* **EXERCISE OBJECTIVE**
Go through the data below and report how many lines contain "title"; the reply holds only that number.

=== INPUT MATERIAL ===

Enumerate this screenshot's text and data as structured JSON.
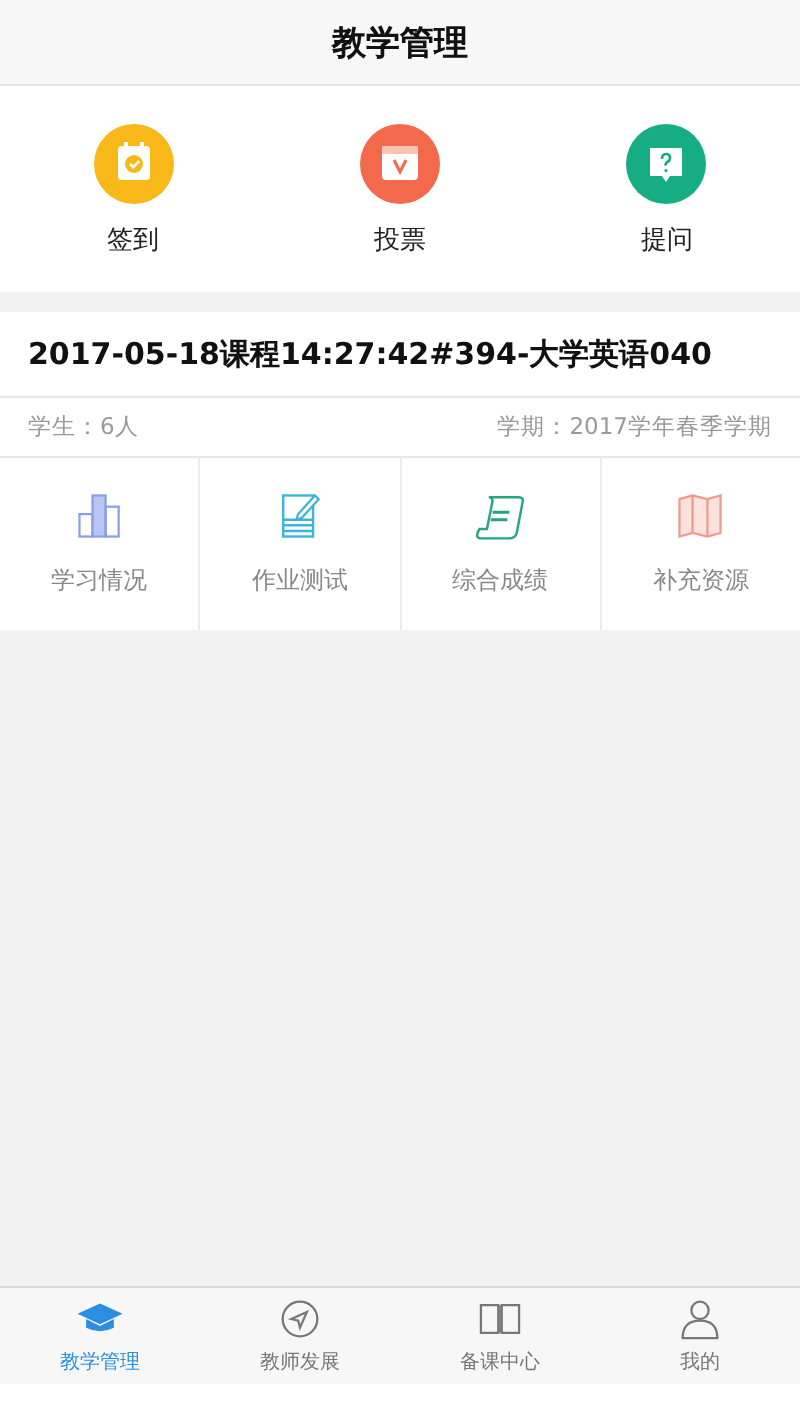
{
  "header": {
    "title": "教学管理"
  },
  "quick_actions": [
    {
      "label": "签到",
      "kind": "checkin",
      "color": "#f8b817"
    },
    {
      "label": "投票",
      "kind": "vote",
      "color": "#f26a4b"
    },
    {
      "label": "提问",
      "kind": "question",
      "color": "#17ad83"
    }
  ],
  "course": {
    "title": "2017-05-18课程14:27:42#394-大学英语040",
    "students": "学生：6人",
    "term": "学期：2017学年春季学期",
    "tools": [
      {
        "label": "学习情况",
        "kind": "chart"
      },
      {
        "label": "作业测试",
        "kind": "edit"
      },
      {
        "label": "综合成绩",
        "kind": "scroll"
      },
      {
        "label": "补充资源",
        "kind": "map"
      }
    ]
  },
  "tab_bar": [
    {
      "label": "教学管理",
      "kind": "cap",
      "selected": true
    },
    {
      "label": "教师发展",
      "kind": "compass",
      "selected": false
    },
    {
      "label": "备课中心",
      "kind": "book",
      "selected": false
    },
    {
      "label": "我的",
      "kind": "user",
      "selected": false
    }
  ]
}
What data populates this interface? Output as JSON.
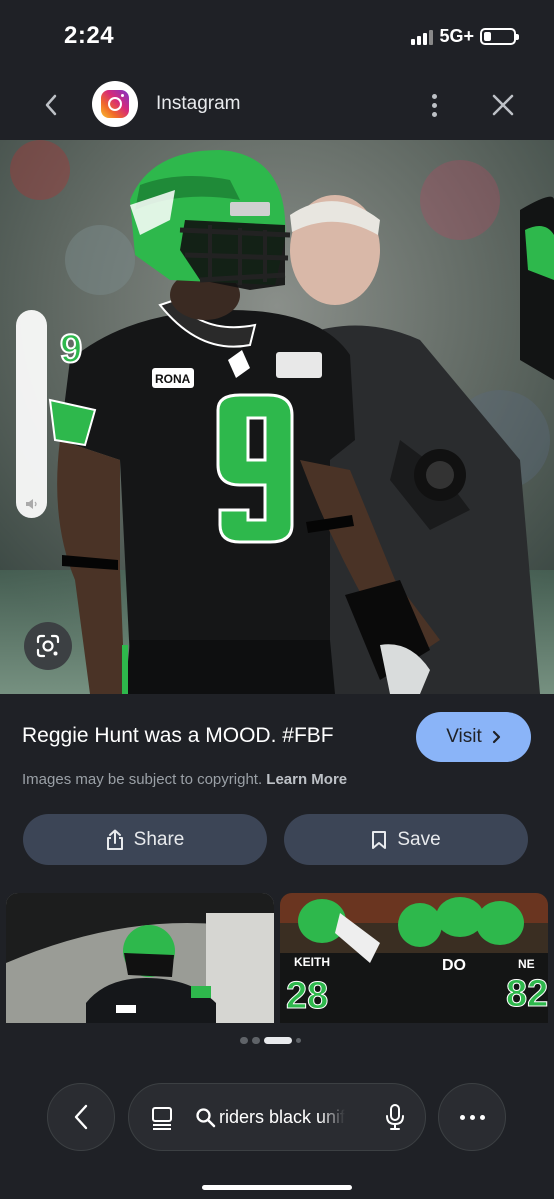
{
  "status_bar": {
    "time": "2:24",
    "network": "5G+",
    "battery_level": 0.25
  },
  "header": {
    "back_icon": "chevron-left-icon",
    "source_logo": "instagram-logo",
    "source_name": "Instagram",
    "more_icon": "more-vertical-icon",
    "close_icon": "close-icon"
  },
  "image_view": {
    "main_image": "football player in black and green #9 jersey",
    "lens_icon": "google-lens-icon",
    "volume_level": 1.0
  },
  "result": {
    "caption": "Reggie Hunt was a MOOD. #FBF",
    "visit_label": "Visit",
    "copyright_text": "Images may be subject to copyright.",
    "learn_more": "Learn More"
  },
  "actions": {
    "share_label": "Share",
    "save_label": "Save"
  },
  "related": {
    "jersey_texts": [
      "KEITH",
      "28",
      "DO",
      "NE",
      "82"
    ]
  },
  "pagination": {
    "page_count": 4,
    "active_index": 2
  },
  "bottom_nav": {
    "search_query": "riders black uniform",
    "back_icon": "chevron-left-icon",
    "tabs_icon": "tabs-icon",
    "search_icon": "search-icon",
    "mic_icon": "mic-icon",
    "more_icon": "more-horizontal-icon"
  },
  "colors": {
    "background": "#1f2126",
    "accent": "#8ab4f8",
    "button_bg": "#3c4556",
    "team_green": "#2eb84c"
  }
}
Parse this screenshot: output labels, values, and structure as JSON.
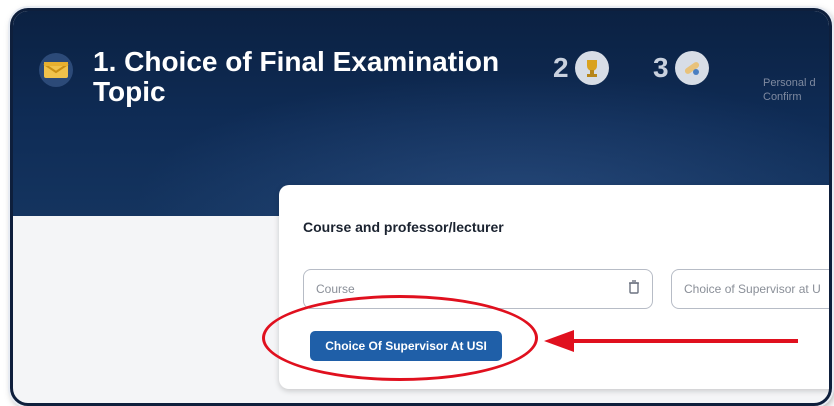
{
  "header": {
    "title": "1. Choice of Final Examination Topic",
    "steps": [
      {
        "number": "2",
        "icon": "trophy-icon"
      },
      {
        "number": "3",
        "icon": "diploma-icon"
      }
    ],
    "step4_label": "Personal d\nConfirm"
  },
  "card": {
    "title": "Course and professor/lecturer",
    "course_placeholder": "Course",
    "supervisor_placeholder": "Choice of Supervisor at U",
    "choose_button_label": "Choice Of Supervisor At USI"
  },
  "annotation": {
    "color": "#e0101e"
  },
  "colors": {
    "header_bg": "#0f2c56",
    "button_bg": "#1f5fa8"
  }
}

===

* **TASK RESULT**
4